Part 2 of the Patents (Trans-Tasman Patent Attorneys and Other Matters) Amendment Act 2017 which amends the Patents Act 2013, has been brought into force by the Patents (Trans-Tasman Patent Attorneys and Other Matters) Amendment Act 2016 Commencement Order 2017.
New patent attorneys in New Zealand and Australia will be registered under a single set of requirements, and will be subject to a single code of conduct and single disciplinary process. Existing attorneys will be automatically transferred to the new joint register.
The Professional Standards Board continues, but is renamed the trans-Tasman IP Attorneys Board, with an expanded membership.
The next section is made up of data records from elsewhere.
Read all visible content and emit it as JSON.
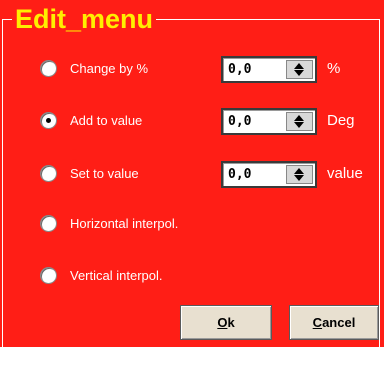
{
  "dialog": {
    "title": "Edit_menu",
    "options": [
      {
        "label": "Change by %",
        "selected": false,
        "value": "0,0",
        "unit": "%"
      },
      {
        "label": "Add to value",
        "selected": true,
        "value": "0,0",
        "unit": "Deg"
      },
      {
        "label": "Set to value",
        "selected": false,
        "value": "0,0",
        "unit": "value"
      },
      {
        "label": "Horizontal interpol.",
        "selected": false
      },
      {
        "label": "Vertical interpol.",
        "selected": false
      }
    ],
    "buttons": {
      "ok_accel": "O",
      "ok_rest": "k",
      "cancel_accel": "C",
      "cancel_rest": "ancel"
    }
  },
  "colors": {
    "panel": "#ff1e16",
    "title": "#ffef00",
    "text": "#ffffff"
  },
  "icons": {
    "spin_up": "triangle-up",
    "spin_down": "triangle-down",
    "radio": "circle"
  }
}
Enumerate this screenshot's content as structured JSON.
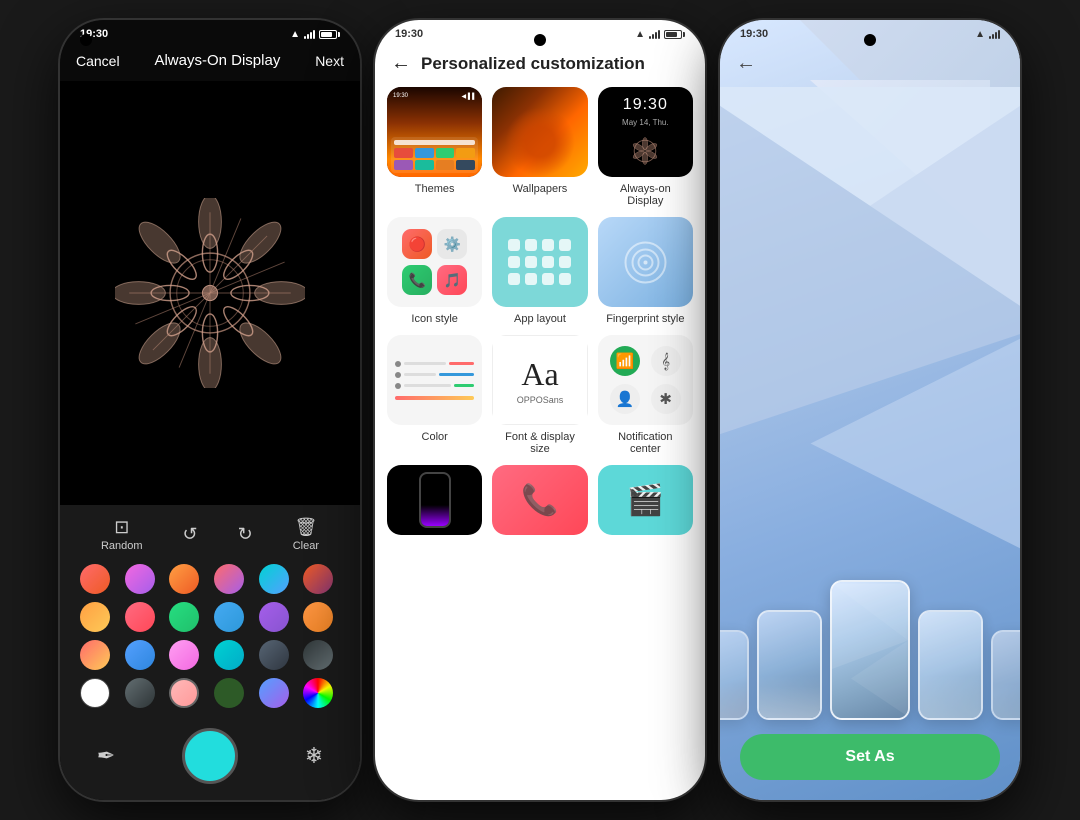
{
  "phone1": {
    "status_time": "19:30",
    "title": "Always-On Display",
    "cancel_label": "Cancel",
    "next_label": "Next",
    "toolbar": {
      "random_label": "Random",
      "clear_label": "Clear"
    },
    "colors": [
      {
        "id": "c1",
        "bg": "linear-gradient(135deg, #ff6b6b, #ee5a24)"
      },
      {
        "id": "c2",
        "bg": "linear-gradient(135deg, #f368e0, #a55eea)"
      },
      {
        "id": "c3",
        "bg": "linear-gradient(135deg, #ff9f43, #ee5a24)"
      },
      {
        "id": "c4",
        "bg": "linear-gradient(135deg, #ff6b6b, #a55eea)"
      },
      {
        "id": "c5",
        "bg": "linear-gradient(135deg, #00d2d3, #54a0ff)"
      },
      {
        "id": "c6",
        "bg": "linear-gradient(135deg, #ee5a24, #833471)"
      },
      {
        "id": "c7",
        "bg": "linear-gradient(135deg, #ff9f43, #feca57)"
      },
      {
        "id": "c8",
        "bg": "linear-gradient(135deg, #ff6b81, #ff4757)"
      },
      {
        "id": "c9",
        "bg": "linear-gradient(135deg, #26de81, #20bf6b)"
      },
      {
        "id": "c10",
        "bg": "linear-gradient(135deg, #45aaf2, #2d98da)"
      },
      {
        "id": "c11",
        "bg": "linear-gradient(135deg, #a55eea, #8854d0)"
      },
      {
        "id": "c12",
        "bg": "linear-gradient(135deg, #fd9644, #e67e22)"
      },
      {
        "id": "c13",
        "bg": "linear-gradient(135deg, #ff6b6b, #feca57)"
      },
      {
        "id": "c14",
        "bg": "linear-gradient(135deg, #54a0ff, #2e86de)"
      },
      {
        "id": "c15",
        "bg": "linear-gradient(135deg, #ff9ff3, #f368e0)"
      },
      {
        "id": "c16",
        "bg": "linear-gradient(135deg, #00d2d3, #01abc7)"
      },
      {
        "id": "c17",
        "bg": "linear-gradient(135deg, #576574, #2f3640)"
      },
      {
        "id": "c18",
        "bg": "linear-gradient(135deg, #2d3436, #636e72)"
      },
      {
        "id": "c19",
        "bg": "#ffffff"
      },
      {
        "id": "c20",
        "bg": "linear-gradient(135deg, #636e72, #2d3436)"
      },
      {
        "id": "c21",
        "bg": "linear-gradient(135deg, #ffb8b8, #ff9a9a)"
      },
      {
        "id": "c22",
        "bg": "#2d5a27"
      },
      {
        "id": "c23",
        "bg": "linear-gradient(135deg, #54a0ff, #a55eea)"
      },
      {
        "id": "c24",
        "bg": "conic-gradient(red, yellow, lime, cyan, blue, magenta, red)"
      }
    ]
  },
  "phone2": {
    "status_time": "19:30",
    "title": "Personalized customization",
    "back_label": "←",
    "items": [
      {
        "label": "Themes"
      },
      {
        "label": "Wallpapers"
      },
      {
        "label": "Always-on\nDisplay"
      },
      {
        "label": "Icon style"
      },
      {
        "label": "App layout"
      },
      {
        "label": "Fingerprint style"
      },
      {
        "label": "Color"
      },
      {
        "label": "Font & display\nsize"
      },
      {
        "label": "Notification\ncenter"
      }
    ]
  },
  "phone3": {
    "status_time": "19:30",
    "back_label": "←",
    "set_as_label": "Set As"
  }
}
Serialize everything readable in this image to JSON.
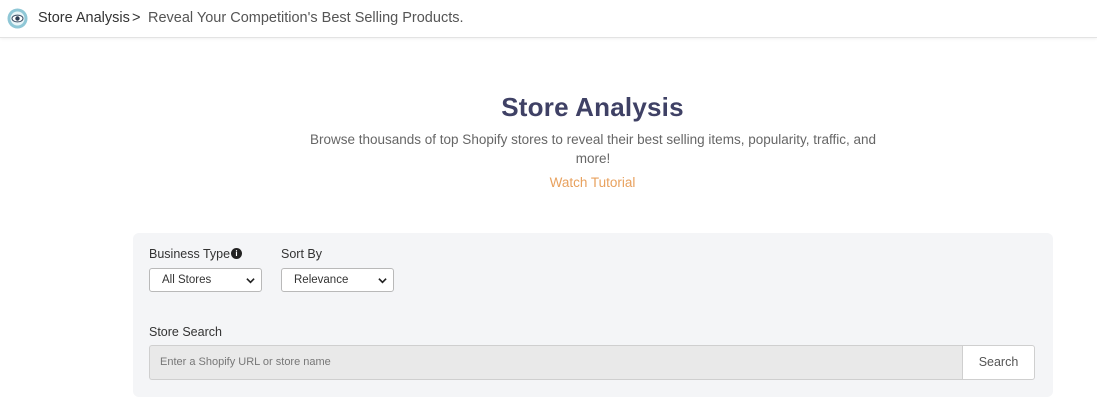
{
  "breadcrumb": {
    "title": "Store Analysis",
    "separator": ">",
    "subtitle": "Reveal Your Competition's Best Selling Products."
  },
  "hero": {
    "title": "Store Analysis",
    "description": "Browse thousands of top Shopify stores to reveal their best selling items, popularity, traffic, and more!",
    "tutorial_link": "Watch Tutorial"
  },
  "filters": {
    "business_type": {
      "label": "Business Type",
      "selected": "All Stores"
    },
    "sort_by": {
      "label": "Sort By",
      "selected": "Relevance"
    }
  },
  "store_search": {
    "label": "Store Search",
    "placeholder": "Enter a Shopify URL or store name",
    "button_label": "Search"
  },
  "colors": {
    "title": "#3f4165",
    "accent_link": "#e8a15e",
    "panel_bg": "#f4f5f7",
    "logo_ring": "#8fc7d6"
  },
  "icons": {
    "logo": "eye-logo-icon",
    "info": "info-icon",
    "dropdown": "chevron-down-icon"
  }
}
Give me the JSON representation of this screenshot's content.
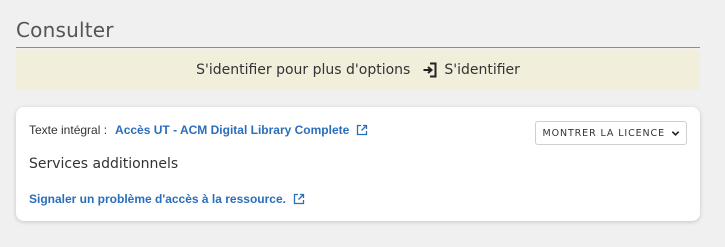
{
  "section": {
    "title": "Consulter"
  },
  "login_bar": {
    "text": "S'identifier pour plus d'options",
    "button_label": "S'identifier"
  },
  "card": {
    "fulltext_label": "Texte intégral :",
    "fulltext_link": "Accès UT - ACM Digital Library Complete",
    "license_button": "MONTRER LA LICENCE",
    "services_title": "Services additionnels",
    "report_link": "Signaler un problème d'accès à la ressource."
  },
  "colors": {
    "link": "#2a6ebb",
    "login_bar_bg": "#f2eedc",
    "page_bg": "#f0f0f0"
  },
  "icons": {
    "login": "sign-in-icon",
    "external": "external-link-icon",
    "chevron": "chevron-down-icon"
  }
}
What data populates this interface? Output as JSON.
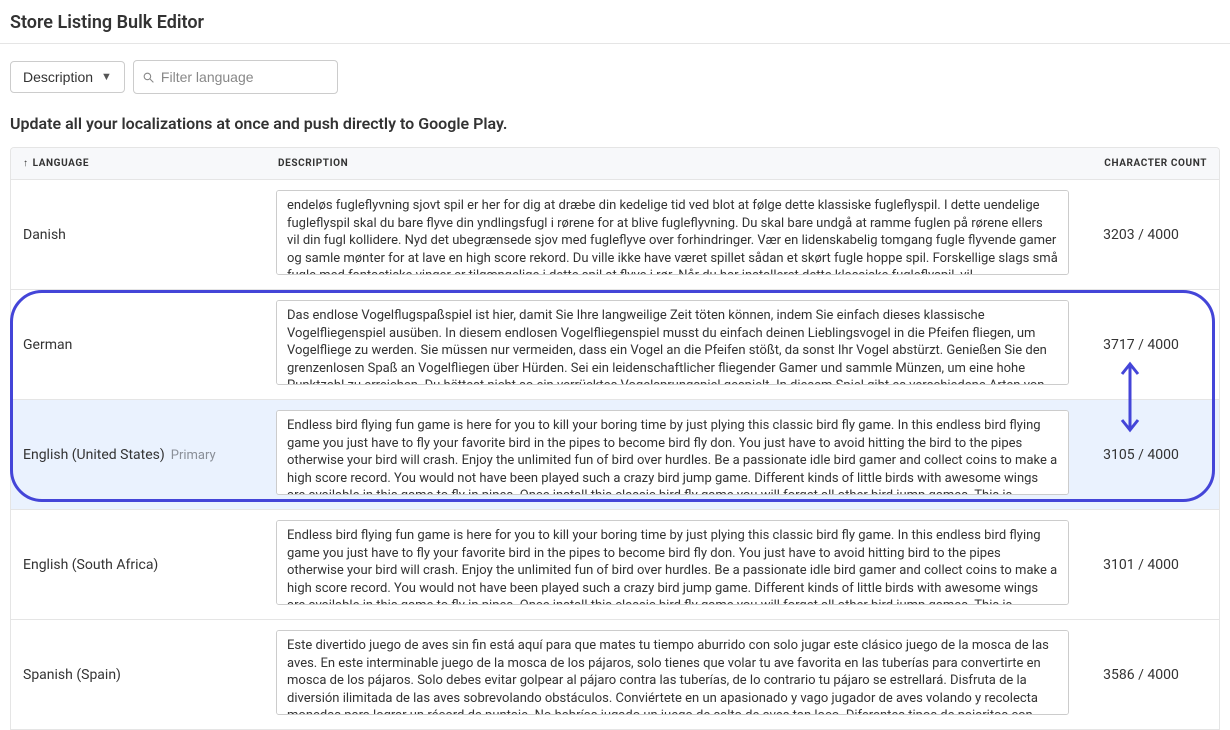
{
  "pageTitle": "Store Listing Bulk Editor",
  "toolbar": {
    "dropdownLabel": "Description",
    "filterPlaceholder": "Filter language"
  },
  "subtitle": "Update all your localizations at once and push directly to Google Play.",
  "columns": {
    "language": "Language",
    "description": "Description",
    "count": "Character Count"
  },
  "countMax": "4000",
  "primaryTag": "Primary",
  "rows": [
    {
      "language": "Danish",
      "count": "3203 / 4000",
      "highlight": false,
      "primary": false,
      "description": "endeløs fugleflyvning sjovt spil er her for dig at dræbe din kedelige tid ved blot at følge dette klassiske fugleflyspil. I dette uendelige fugleflyspil skal du bare flyve din yndlingsfugl i rørene for at blive fugleflyvning. Du skal bare undgå at ramme fuglen på rørene ellers vil din fugl kollidere. Nyd det ubegrænsede sjov med fugleflyve over forhindringer. Vær en lidenskabelig tomgang fugle flyvende gamer og samle mønter for at lave en high score rekord. Du ville ikke have været spillet sådan et skørt fugle hoppe spil. Forskellige slags små fugle med fantastiske vinger er tilgængelige i dette spil at flyve i rør. Når du har installeret dette klassiske fugleflyspil, vil"
    },
    {
      "language": "German",
      "count": "3717 / 4000",
      "highlight": false,
      "primary": false,
      "description": "Das endlose Vogelflugspaßspiel ist hier, damit Sie Ihre langweilige Zeit töten können, indem Sie einfach dieses klassische Vogelfliegenspiel ausüben. In diesem endlosen Vogelfliegenspiel musst du einfach deinen Lieblingsvogel in die Pfeifen fliegen, um Vogelfliege zu werden. Sie müssen nur vermeiden, dass ein Vogel an die Pfeifen stößt, da sonst Ihr Vogel abstürzt. Genießen Sie den grenzenlosen Spaß an Vogelfliegen über Hürden. Sei ein leidenschaftlicher fliegender Gamer und sammle Münzen, um eine hohe Punktzahl zu erreichen. Du hättest nicht so ein verrücktes Vogelsprungspiel gespielt. In diesem Spiel gibt es verschiedene Arten von"
    },
    {
      "language": "English (United States)",
      "count": "3105 / 4000",
      "highlight": true,
      "primary": true,
      "description": "Endless bird flying fun game is here for you to kill your boring time by just plying this classic bird fly game. In this endless bird flying game you just have to fly your favorite bird in the pipes to become bird fly don. You just have to avoid hitting the bird to the pipes otherwise your bird will crash. Enjoy the unlimited fun of bird over hurdles. Be a passionate idle bird gamer and collect coins to make a high score record. You would not have been played such a crazy bird jump game. Different kinds of little birds with awesome wings are available in this game to fly in pipes. Once install this classic bird fly game you will forget all other bird jump games. This is"
    },
    {
      "language": "English (South Africa)",
      "count": "3101 / 4000",
      "highlight": false,
      "primary": false,
      "description": "Endless bird flying fun game is here for you to kill your boring time by just plying this classic bird fly game. In this endless bird flying game you just have to fly your favorite bird in the pipes to become bird fly don. You just have to avoid hitting bird to the pipes otherwise your bird will crash. Enjoy the unlimited fun of bird over hurdles. Be a passionate idle bird gamer and collect coins to make a high score record. You would not have been played such a crazy bird jump game. Different kinds of little birds with awesome wings are available in this game to fly in pipes. Once install this classic bird fly game you will forget all other bird jump games. This is"
    },
    {
      "language": "Spanish (Spain)",
      "count": "3586 / 4000",
      "highlight": false,
      "primary": false,
      "description": "Este divertido juego de aves sin fin está aquí para que mates tu tiempo aburrido con solo jugar este clásico juego de la mosca de las aves. En este interminable juego de la mosca de los pájaros, solo tienes que volar tu ave favorita en las tuberías para convertirte en mosca de los pájaros. Solo debes evitar golpear al pájaro contra las tuberías, de lo contrario tu pájaro se estrellará. Disfruta de la diversión ilimitada de las aves sobrevolando obstáculos. Conviértete en un apasionado y vago jugador de aves volando y recolecta monedas para lograr un récord de puntaje. No habrías jugado un juego de salto de aves tan loco. Diferentes tipos de pajaritos con"
    }
  ]
}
A provision in the New Zealand legislation states that the joint registration regime does not prohibit lawyers from providing legal services or from taking part in proceedings under the Patents Act 2013 to the extent that they were entitled to do so before commencement of the new regime. However, this does not limit section 277, which covers preparation of specification or documents relating to amendment of specifications prepared by lawyers.
New Zealand Commerce and Consumer Affairs Minister Jacqui Dean says this is the first time a profession will be truly regulated, in a unified way on a trans-Tasman basis.